■ **Description of the task**: Locate all lines in the data below that hold "Race" and show them.

■ **Records**:
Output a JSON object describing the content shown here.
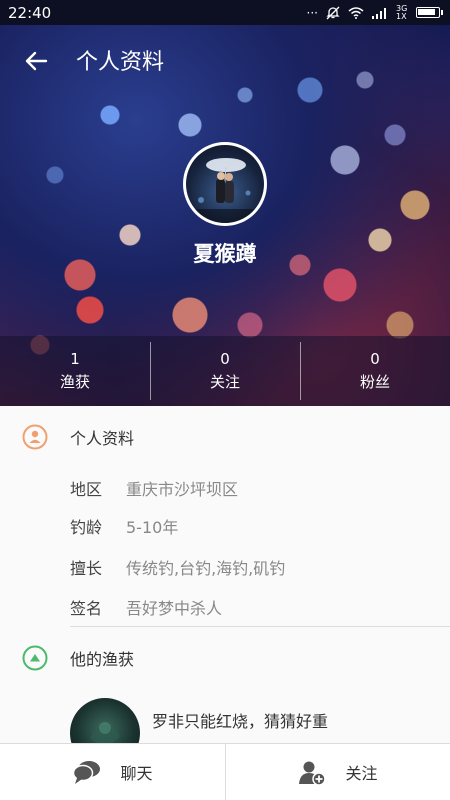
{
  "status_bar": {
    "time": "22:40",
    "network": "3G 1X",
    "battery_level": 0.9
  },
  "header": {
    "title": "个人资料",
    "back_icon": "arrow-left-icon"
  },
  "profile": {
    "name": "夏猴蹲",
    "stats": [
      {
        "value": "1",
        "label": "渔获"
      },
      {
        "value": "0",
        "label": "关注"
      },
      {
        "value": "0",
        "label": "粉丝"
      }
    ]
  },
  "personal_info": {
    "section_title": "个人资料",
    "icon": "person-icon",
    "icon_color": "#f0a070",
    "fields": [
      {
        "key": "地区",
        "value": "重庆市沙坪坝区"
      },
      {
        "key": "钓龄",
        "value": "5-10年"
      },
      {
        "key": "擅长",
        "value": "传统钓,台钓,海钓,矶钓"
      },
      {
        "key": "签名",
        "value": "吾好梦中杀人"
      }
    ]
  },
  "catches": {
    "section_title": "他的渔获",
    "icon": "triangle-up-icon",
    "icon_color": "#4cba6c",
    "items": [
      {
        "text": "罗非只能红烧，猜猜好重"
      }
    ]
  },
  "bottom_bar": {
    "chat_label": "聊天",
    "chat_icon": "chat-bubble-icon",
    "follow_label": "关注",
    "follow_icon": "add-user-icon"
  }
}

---

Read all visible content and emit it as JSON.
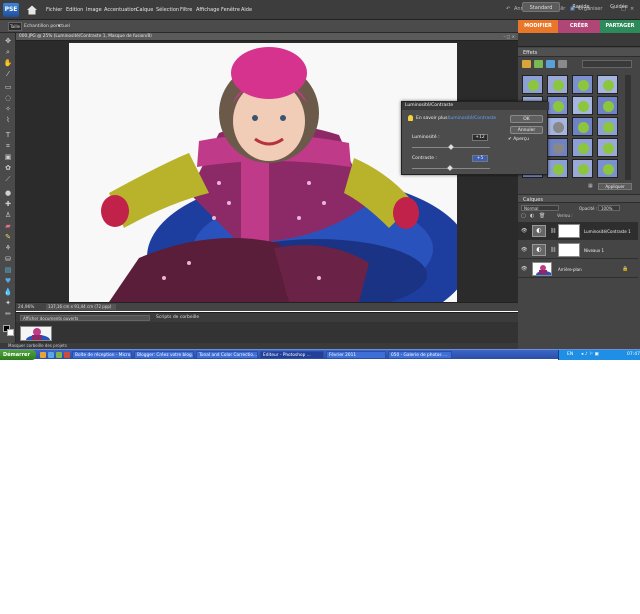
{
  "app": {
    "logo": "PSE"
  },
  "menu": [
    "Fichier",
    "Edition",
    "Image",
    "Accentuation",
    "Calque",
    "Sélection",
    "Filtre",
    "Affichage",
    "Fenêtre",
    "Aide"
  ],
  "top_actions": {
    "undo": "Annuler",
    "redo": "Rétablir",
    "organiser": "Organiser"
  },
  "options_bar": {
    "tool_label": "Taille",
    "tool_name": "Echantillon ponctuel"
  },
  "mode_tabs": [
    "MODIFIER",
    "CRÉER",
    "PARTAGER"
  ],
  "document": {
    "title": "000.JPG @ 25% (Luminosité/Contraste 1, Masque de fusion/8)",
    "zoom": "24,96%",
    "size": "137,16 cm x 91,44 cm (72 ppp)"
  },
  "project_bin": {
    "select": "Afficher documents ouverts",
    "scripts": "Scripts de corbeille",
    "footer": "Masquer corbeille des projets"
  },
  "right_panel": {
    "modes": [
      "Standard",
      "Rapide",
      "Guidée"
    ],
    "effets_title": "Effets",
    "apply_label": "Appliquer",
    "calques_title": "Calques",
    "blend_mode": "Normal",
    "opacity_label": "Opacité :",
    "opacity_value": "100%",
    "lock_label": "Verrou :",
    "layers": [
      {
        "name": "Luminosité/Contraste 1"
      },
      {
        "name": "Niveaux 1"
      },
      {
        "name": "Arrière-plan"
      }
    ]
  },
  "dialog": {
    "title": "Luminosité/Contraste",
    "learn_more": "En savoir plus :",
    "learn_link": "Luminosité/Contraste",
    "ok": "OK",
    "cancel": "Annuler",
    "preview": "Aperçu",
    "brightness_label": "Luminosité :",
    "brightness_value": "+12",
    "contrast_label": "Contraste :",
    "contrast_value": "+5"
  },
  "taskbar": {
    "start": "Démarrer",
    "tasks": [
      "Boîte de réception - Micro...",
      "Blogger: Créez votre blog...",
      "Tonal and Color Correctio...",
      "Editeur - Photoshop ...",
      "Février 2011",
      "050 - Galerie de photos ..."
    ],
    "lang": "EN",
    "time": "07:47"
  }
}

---

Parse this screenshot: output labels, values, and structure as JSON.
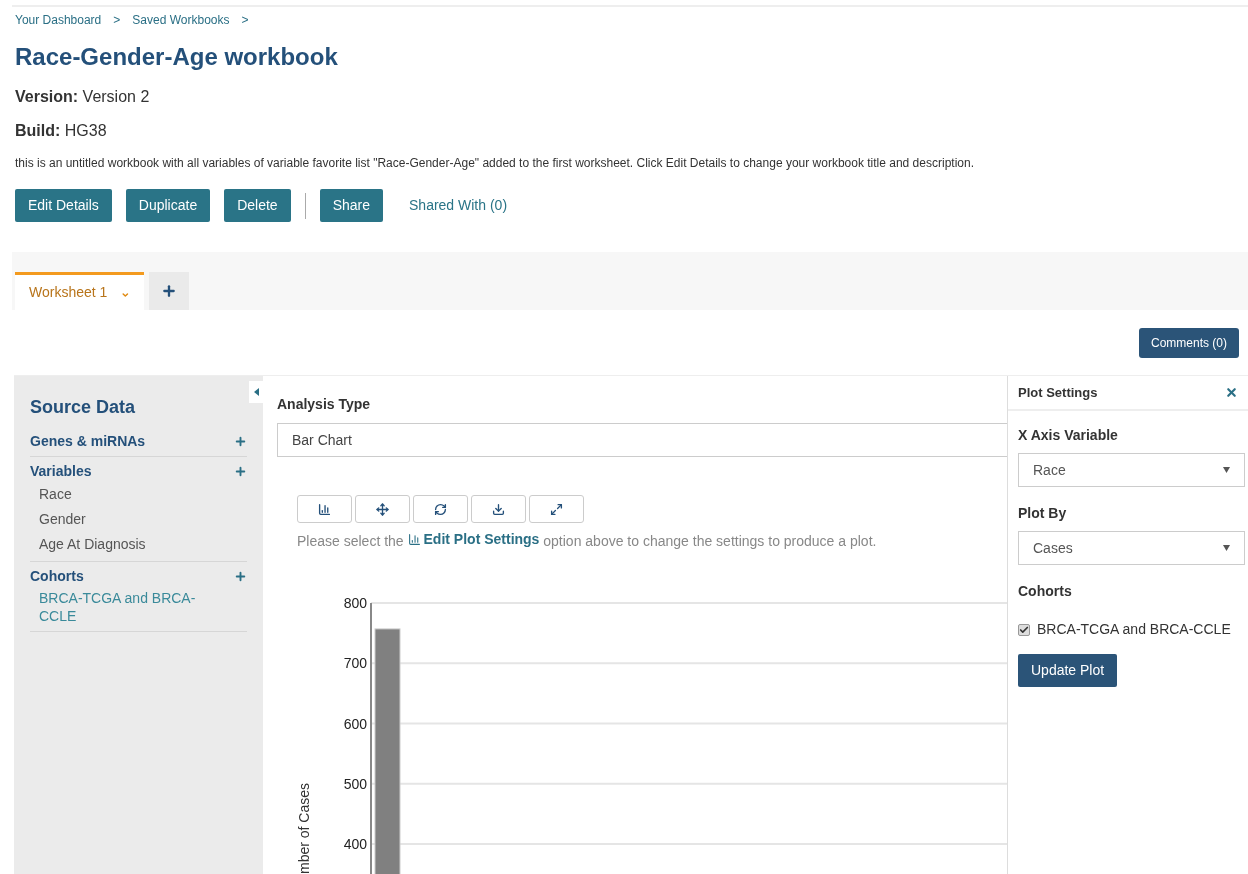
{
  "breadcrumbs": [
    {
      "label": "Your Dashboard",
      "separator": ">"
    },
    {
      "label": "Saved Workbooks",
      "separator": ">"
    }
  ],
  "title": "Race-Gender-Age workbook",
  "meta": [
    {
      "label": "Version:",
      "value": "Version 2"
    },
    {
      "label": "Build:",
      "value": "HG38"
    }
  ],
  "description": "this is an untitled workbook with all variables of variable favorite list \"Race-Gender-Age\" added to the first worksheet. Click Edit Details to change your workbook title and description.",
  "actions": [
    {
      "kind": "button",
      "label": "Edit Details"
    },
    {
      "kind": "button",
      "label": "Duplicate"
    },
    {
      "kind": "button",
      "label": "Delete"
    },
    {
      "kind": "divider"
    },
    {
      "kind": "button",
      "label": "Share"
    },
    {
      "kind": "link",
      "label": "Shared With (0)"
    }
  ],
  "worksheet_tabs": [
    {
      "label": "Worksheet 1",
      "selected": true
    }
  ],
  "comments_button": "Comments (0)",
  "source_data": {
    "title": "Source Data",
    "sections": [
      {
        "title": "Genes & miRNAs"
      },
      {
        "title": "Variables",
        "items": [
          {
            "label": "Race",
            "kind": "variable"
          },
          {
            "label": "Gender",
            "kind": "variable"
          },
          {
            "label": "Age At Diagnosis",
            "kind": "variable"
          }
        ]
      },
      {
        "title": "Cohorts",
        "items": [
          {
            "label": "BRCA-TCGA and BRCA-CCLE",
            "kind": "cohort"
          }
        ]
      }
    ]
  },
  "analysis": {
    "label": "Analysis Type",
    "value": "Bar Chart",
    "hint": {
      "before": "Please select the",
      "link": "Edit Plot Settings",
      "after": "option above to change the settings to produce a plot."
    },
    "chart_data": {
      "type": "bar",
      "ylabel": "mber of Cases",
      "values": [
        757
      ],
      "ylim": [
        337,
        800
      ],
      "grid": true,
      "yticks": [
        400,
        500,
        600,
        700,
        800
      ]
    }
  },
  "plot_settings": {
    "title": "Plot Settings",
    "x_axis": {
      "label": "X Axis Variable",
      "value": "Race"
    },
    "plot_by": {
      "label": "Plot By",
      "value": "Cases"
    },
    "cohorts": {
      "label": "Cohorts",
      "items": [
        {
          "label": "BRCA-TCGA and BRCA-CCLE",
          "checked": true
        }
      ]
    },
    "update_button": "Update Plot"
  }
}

■ **Result below**:
  "title": "Race-Gender-Age workbook",
  "description": "this is an untitled workbook with all variables of variable favorite list \"Race-Gender-Age\" added to the first worksheet. Click Edit Details to change your workbook title and description.",
            "label": "Race",
      "value": "Race"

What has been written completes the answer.